## Task:
Whenever a line in the data contains "Warranty", show that line.

## Data to examine:

• • • • •

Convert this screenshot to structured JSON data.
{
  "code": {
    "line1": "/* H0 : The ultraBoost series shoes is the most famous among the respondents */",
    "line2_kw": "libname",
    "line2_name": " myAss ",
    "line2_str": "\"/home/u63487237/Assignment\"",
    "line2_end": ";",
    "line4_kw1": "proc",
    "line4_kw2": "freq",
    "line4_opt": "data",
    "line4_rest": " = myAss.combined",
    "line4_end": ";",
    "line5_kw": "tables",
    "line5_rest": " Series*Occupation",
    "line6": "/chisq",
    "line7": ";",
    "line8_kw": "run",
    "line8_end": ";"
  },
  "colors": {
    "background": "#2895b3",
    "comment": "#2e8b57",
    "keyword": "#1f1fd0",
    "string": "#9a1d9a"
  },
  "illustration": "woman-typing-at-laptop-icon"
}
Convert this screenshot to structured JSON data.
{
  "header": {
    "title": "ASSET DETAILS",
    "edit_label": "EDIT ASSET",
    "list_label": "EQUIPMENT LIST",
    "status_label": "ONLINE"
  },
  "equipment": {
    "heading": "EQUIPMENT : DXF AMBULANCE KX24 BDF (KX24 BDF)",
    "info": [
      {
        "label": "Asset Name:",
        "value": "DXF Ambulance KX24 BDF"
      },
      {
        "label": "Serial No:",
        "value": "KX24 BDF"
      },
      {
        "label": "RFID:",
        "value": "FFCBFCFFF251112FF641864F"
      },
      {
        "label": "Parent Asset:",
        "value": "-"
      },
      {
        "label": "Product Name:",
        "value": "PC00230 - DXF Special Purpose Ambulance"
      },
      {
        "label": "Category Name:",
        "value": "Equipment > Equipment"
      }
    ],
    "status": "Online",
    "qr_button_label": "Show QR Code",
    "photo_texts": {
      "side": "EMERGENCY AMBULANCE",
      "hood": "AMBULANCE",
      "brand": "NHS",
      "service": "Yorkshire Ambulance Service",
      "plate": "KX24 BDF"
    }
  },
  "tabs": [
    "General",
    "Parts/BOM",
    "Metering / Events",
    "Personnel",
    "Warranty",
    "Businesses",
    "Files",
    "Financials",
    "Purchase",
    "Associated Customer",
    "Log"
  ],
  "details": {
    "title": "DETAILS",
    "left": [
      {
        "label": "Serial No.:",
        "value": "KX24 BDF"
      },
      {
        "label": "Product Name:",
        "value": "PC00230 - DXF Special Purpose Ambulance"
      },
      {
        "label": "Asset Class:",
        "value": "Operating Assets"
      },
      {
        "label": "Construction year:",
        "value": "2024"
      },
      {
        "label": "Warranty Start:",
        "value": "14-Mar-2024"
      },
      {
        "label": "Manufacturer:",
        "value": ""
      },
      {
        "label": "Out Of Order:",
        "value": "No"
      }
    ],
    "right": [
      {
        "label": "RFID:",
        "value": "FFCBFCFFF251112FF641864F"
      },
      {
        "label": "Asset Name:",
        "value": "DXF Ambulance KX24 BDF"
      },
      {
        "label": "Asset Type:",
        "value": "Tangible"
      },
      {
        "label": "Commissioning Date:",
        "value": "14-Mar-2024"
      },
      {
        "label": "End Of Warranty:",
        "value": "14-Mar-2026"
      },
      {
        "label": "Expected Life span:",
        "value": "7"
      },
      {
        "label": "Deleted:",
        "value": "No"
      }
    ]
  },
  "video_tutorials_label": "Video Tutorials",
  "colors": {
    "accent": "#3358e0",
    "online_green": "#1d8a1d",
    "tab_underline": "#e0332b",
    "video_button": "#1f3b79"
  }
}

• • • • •

## Finished exercise:
    "Warranty",
        "label": "Warranty Start:",
        "label": "End Of Warranty:",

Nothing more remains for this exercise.